- Task statement: Reproduce every record exactly.

- Records provided:
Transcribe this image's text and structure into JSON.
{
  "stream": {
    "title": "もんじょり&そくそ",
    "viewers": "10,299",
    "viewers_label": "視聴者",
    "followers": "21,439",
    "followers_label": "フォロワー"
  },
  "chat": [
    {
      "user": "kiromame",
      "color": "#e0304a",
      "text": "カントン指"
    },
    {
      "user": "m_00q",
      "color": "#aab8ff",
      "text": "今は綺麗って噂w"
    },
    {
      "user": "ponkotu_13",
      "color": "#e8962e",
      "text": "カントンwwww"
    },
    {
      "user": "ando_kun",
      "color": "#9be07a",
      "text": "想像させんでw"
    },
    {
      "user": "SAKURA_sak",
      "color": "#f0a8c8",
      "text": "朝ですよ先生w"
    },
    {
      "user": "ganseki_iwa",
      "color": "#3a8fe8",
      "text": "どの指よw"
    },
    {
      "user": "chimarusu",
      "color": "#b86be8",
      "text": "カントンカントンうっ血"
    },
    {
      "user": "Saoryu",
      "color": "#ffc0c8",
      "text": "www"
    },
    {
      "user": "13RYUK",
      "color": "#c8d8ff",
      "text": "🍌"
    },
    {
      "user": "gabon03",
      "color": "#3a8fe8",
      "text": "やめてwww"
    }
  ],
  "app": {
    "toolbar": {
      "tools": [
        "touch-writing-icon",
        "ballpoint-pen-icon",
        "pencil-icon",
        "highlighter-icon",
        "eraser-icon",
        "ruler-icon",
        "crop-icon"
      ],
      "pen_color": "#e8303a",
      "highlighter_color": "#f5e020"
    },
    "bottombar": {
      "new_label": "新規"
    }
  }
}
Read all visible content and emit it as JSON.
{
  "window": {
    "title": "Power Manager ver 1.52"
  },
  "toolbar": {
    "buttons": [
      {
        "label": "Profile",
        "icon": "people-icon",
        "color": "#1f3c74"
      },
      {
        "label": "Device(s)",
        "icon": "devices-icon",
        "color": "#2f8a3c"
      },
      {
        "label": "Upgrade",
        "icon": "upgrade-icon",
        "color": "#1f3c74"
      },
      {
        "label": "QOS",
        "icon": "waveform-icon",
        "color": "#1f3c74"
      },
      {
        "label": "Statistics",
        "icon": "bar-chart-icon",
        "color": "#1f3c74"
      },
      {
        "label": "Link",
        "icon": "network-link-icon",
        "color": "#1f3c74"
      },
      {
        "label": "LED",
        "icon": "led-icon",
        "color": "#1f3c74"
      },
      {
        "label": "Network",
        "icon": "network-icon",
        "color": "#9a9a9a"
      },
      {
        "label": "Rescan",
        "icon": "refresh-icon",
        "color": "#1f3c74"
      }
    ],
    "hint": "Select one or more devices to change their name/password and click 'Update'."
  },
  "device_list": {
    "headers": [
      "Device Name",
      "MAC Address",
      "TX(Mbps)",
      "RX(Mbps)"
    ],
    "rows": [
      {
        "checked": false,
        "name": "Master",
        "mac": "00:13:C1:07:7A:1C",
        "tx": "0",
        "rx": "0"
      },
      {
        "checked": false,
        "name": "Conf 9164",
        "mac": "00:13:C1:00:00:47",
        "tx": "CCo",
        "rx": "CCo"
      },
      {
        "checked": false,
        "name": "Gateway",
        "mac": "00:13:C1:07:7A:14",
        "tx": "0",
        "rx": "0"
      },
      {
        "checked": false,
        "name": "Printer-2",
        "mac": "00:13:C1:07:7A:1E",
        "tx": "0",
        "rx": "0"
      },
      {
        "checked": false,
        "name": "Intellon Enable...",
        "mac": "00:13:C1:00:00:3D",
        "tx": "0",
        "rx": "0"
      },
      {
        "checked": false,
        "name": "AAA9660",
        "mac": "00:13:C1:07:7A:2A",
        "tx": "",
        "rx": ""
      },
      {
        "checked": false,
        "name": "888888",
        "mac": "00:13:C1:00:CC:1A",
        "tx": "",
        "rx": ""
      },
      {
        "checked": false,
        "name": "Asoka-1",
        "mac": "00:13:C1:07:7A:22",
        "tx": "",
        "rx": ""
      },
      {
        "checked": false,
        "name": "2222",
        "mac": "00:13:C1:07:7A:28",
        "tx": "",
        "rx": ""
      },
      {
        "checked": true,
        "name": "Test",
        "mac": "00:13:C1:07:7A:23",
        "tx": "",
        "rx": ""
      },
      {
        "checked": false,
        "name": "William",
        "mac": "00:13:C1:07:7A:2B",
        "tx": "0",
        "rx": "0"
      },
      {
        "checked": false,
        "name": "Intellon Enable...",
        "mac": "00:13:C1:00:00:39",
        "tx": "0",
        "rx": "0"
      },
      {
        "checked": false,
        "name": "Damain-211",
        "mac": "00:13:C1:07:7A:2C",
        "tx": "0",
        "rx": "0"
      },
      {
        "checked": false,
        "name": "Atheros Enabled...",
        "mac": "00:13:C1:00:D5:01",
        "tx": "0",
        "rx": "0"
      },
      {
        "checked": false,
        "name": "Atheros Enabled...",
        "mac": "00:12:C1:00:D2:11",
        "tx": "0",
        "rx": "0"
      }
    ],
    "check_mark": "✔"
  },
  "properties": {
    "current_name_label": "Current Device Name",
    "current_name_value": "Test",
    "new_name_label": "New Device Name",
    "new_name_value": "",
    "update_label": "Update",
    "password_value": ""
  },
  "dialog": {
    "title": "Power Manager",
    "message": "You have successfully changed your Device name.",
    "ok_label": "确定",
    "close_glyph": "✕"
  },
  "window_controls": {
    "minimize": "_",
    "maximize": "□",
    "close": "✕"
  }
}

- Solution to this problem:
Transcribe this image's text and structure into JSON.
{
  "stream": {
    "title": "もんじょり&そくそ",
    "viewers": "10,299",
    "viewers_label": "視聴者",
    "followers": "21,439",
    "followers_label": "フォロワー"
  },
  "chat": [
    {
      "user": "kiromame",
      "color": "#e0304a",
      "text": "カントン指"
    },
    {
      "user": "m_00q",
      "color": "#aab8ff",
      "text": "今は綺麗って噂w"
    },
    {
      "user": "ponkotu_13",
      "color": "#e8962e",
      "text": "カントンwwww"
    },
    {
      "user": "ando_kun",
      "color": "#9be07a",
      "text": "想像させんでw"
    },
    {
      "user": "SAKURA_sak",
      "color": "#f0a8c8",
      "text": "朝ですよ先生w"
    },
    {
      "user": "ganseki_iwa",
      "color": "#3a8fe8",
      "text": "どの指よw"
    },
    {
      "user": "chimarusu",
      "color": "#b86be8",
      "text": "カントンカントンうっ血"
    },
    {
      "user": "Saoryu",
      "color": "#ffc0c8",
      "text": "www"
    },
    {
      "user": "13RYUK",
      "color": "#c8d8ff",
      "text": "🍌"
    },
    {
      "user": "gabon03",
      "color": "#3a8fe8",
      "text": "やめてwww"
    }
  ],
  "app": {
    "toolbar": {
      "tools": [
        "touch-writing-icon",
        "ballpoint-pen-icon",
        "pencil-icon",
        "highlighter-icon",
        "eraser-icon",
        "ruler-icon",
        "crop-icon"
      ],
      "pen_color": "#e8303a",
      "highlighter_color": "#f5e020"
    },
    "bottombar": {
      "new_label": "新規"
    }
  }
}
Read all visible content and emit it as JSON.
{
  "window": {
    "title": "Power Manager ver 1.52"
  },
  "toolbar": {
    "buttons": [
      {
        "label": "Profile",
        "icon": "people-icon",
        "color": "#1f3c74"
      },
      {
        "label": "Device(s)",
        "icon": "devices-icon",
        "color": "#2f8a3c"
      },
      {
        "label": "Upgrade",
        "icon": "upgrade-icon",
        "color": "#1f3c74"
      },
      {
        "label": "QOS",
        "icon": "waveform-icon",
        "color": "#1f3c74"
      },
      {
        "label": "Statistics",
        "icon": "bar-chart-icon",
        "color": "#1f3c74"
      },
      {
        "label": "Link",
        "icon": "network-link-icon",
        "color": "#1f3c74"
      },
      {
        "label": "LED",
        "icon": "led-icon",
        "color": "#1f3c74"
      },
      {
        "label": "Network",
        "icon": "network-icon",
        "color": "#9a9a9a"
      },
      {
        "label": "Rescan",
        "icon": "refresh-icon",
        "color": "#1f3c74"
      }
    ],
    "hint": "Select one or more devices to change their name/password and click 'Update'."
  },
  "device_list": {
    "headers": [
      "Device Name",
      "MAC Address",
      "TX(Mbps)",
      "RX(Mbps)"
    ],
    "rows": [
      {
        "checked": false,
        "name": "Master",
        "mac": "00:13:C1:07:7A:1C",
        "tx": "0",
        "rx": "0"
      },
      {
        "checked": false,
        "name": "Conf 9164",
        "mac": "00:13:C1:00:00:47",
        "tx": "CCo",
        "rx": "CCo"
      },
      {
        "checked": false,
        "name": "Gateway",
        "mac": "00:13:C1:07:7A:14",
        "tx": "0",
        "rx": "0"
      },
      {
        "checked": false,
        "name": "Printer-2",
        "mac": "00:13:C1:07:7A:1E",
        "tx": "0",
        "rx": "0"
      },
      {
        "checked": false,
        "name": "Intellon Enable...",
        "mac": "00:13:C1:00:00:3D",
        "tx": "0",
        "rx": "0"
      },
      {
        "checked": false,
        "name": "AAA9660",
        "mac": "00:13:C1:07:7A:2A",
        "tx": "",
        "rx": ""
      },
      {
        "checked": false,
        "name": "888888",
        "mac": "00:13:C1:00:CC:1A",
        "tx": "",
        "rx": ""
      },
      {
        "checked": false,
        "name": "Asoka-1",
        "mac": "00:13:C1:07:7A:22",
        "tx": "",
        "rx": ""
      },
      {
        "checked": false,
        "name": "2222",
        "mac": "00:13:C1:07:7A:28",
        "tx": "",
        "rx": ""
      },
      {
        "checked": true,
        "name": "Test",
        "mac": "00:13:C1:07:7A:23",
        "tx": "",
        "rx": ""
      },
      {
        "checked": false,
        "name": "William",
        "mac": "00:13:C1:07:7A:2B",
        "tx": "0",
        "rx": "0"
      },
      {
        "checked": false,
        "name": "Intellon Enable...",
        "mac": "00:13:C1:00:00:39",
        "tx": "0",
        "rx": "0"
      },
      {
        "checked": false,
        "name": "Damain-211",
        "mac": "00:13:C1:07:7A:2C",
        "tx": "0",
        "rx": "0"
      },
      {
        "checked": false,
        "name": "Atheros Enabled...",
        "mac": "00:13:C1:00:D5:01",
        "tx": "0",
        "rx": "0"
      },
      {
        "checked": false,
        "name": "Atheros Enabled...",
        "mac": "00:12:C1:00:D2:11",
        "tx": "0",
        "rx": "0"
      }
    ],
    "check_mark": "✔"
  },
  "properties": {
    "current_name_label": "Current Device Name",
    "current_name_value": "Test",
    "new_name_label": "New Device Name",
    "new_name_value": "",
    "update_label": "Update",
    "password_value": ""
  },
  "dialog": {
    "title": "Power Manager",
    "message": "You have successfully changed your Device name.",
    "ok_label": "确定",
    "close_glyph": "✕"
  },
  "window_controls": {
    "minimize": "_",
    "maximize": "□",
    "close": "✕"
  }
}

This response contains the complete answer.